In addition to the tracks of storms, the site provides insight to the increasing numbers of the U.S. citizens and infrastructure at risk for hurricanes, detailing population changes for U.S. coastal counties from 1900 to 2000. As the population continues to grow, so too has the number of storms with multi-billion dollars in damages to coastal infrastructure and property. Seven of the top 10 costliest hurricanes in U.S. history have occurred in the past eight years, including seventh ranked Irene last August with $15.8 billion in damages.
The site’s popularity with the public was evident as Hurricane Irene bore down on the U.S. East Coast. Tens of thousands of people used Historical Hurricane Tracks to compare the National Hurricane Center’s projected path of Irene with past storms. User traffic peaked at over 19,000 visits on August 26, the same day Irene swirled off the North Carolina coast heading towards New York City while saturating the East Coast and New England and leaving millions without power.
Increasing numbers of global extreme storm events has added another dimension to the site as the developers, in response to user requests, have added non-U.S. data. The global tropical cyclone data feature were collected from agencies in every ocean basin and processed through the International Best Track Archive for Climate Stewardship (IBTrACS), an effort managed by NOAA’s National Climatic Data Center.
Developed by the NOAA Coastal Services Center in partnership with NOAA’s National Hurricane Center and the agency’s National Climatic Data Center, Historical Hurricane Tracks allows users to search by place name, storm name or year, or latitude and longitude points. With the search results, users can generate a map showing the track of the storm or storms accompanied by a table of related information.
And NASA's "Global Hawks" are getting ready to fly into hurricane if & when the storm develop -- click here.
Jacksonville Zoo Baby Boom Update:
Leopard Cubs Now Star – Soon to be Rivaled by Lion Cub and Other Boomers
Jacksonville - Twin Amur leopard cubs have taken on a celebrity status with visitors at Jacksonville Zoo and Gardens since their public debut on July 27, 2012. Leopard mom, Makari, watches intently as her cute but feisty twin male cubs--now weighing over eight pounds each--put on quite a show as they chase, wrestle, jump over and stalk each other. According to cub zoo keepers the cubs are cutest when they are “attacking” the two inch high plants in the exhibit (much to the chagrin of the Zoo’s horticulture staff). The cubs are on exhibit from 9:00 a.m. to 4:00 p.m. every day. Their fans will also be pleased to know that the Zoo is planning a public naming contest which will be conducted through its Facebook page, facebook.com/JacksonvilleZooandGardens. Details will be announced soon.

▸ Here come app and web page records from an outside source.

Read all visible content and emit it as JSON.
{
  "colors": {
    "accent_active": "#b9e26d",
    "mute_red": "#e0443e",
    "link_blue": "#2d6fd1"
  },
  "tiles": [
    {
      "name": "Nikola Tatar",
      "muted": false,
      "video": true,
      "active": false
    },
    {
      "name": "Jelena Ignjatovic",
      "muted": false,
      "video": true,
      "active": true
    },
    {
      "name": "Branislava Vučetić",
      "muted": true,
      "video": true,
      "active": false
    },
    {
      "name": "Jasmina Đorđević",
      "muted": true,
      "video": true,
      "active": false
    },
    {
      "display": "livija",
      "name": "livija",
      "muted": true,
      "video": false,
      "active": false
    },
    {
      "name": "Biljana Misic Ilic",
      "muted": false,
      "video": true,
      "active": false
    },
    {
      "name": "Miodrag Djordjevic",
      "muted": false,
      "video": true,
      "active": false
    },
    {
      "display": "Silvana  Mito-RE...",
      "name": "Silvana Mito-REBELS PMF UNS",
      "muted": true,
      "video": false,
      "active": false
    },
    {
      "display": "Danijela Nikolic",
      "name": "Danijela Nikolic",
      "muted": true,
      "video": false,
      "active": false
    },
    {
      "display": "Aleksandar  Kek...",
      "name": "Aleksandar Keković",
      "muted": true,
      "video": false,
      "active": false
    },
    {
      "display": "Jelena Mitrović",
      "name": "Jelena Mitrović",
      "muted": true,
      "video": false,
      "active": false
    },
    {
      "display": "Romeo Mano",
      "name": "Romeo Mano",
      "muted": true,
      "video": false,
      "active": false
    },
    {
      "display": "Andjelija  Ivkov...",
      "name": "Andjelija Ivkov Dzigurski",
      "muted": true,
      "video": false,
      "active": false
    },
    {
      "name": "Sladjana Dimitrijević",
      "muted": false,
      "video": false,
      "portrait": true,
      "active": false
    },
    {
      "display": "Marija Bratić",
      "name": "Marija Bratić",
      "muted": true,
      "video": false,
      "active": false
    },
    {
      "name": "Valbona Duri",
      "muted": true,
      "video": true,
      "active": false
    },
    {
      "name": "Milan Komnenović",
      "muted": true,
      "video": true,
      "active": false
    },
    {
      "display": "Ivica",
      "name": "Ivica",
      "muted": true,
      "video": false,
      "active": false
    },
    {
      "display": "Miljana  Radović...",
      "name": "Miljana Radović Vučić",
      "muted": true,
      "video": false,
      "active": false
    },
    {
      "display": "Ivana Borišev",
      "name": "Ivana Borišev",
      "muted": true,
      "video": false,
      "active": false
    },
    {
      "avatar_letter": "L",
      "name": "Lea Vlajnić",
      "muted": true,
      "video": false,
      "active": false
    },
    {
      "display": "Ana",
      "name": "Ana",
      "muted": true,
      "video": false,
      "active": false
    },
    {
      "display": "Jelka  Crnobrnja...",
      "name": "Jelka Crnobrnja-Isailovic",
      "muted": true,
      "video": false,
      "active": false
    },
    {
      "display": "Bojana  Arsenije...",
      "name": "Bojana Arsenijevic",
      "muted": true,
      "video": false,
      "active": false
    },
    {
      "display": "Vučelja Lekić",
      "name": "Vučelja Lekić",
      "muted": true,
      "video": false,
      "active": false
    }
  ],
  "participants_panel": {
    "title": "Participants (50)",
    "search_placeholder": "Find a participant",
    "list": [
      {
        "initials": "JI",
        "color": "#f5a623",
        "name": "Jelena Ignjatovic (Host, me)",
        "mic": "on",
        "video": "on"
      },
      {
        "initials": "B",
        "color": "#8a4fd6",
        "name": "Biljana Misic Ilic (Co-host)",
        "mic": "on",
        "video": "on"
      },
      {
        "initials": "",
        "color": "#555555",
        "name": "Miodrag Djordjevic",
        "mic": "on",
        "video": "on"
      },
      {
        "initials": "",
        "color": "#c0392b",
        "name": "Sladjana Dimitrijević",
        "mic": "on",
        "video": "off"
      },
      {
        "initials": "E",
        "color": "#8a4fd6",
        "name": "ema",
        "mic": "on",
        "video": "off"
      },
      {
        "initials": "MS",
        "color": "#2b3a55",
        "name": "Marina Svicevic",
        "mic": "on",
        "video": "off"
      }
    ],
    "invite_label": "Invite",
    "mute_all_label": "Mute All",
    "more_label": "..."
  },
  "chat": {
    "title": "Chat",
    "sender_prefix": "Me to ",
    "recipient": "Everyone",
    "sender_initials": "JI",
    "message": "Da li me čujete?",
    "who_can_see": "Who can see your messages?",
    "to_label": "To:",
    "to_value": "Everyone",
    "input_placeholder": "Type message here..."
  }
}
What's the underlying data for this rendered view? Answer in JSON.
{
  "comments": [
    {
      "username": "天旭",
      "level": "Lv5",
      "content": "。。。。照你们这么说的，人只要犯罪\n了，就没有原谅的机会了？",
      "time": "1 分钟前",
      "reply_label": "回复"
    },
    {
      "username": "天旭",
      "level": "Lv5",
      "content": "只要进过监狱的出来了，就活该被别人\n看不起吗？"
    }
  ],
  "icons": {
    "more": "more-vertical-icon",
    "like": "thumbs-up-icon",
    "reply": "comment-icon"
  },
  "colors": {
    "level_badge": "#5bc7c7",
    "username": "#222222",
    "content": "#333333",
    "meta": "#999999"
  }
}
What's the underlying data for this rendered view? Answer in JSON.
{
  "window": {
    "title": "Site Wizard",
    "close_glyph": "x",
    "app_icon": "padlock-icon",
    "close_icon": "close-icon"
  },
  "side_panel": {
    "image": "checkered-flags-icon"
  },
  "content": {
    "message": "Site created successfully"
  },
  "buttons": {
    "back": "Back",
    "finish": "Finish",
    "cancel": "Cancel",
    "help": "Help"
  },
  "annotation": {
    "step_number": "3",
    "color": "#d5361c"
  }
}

The next in line for Zoo stardom is an adorable female lion cub, born June 30th. The cub had its second round of vaccinations recently and is doing very well. In fact, she now weighs a whopping twelve pounds, which is four times her weight from just six weeks ago! As she grows and gains confidence, her keepers will begin to introduce the lion cub to the big lion enclosure. Zoo guests can look forward to the cub making her way on display within the next several months. Stay tuned for details regarding the lion cub’s public debut. In the meantime, Zoo visitors will be able to watch the lion cub’s daily activities on the TV monitor at the gazebo beginning today, August 14th.
Zoo guests have enjoyed watching another of their favorite baby animals, the six week old female giraffe, frolicking from the Giraffe Overlook since the calf was only two days old! The Marbled Teal--the youngest of the baby boomers, are still too small to go on exhibit in the River Valley Aviary after they hatched on July 1st. They are expected to be put on exhibit in about three months. The three Rock pythons, hatched June 28th through 30th, are doing very well and can now be seen in the African Reptile Pavilion.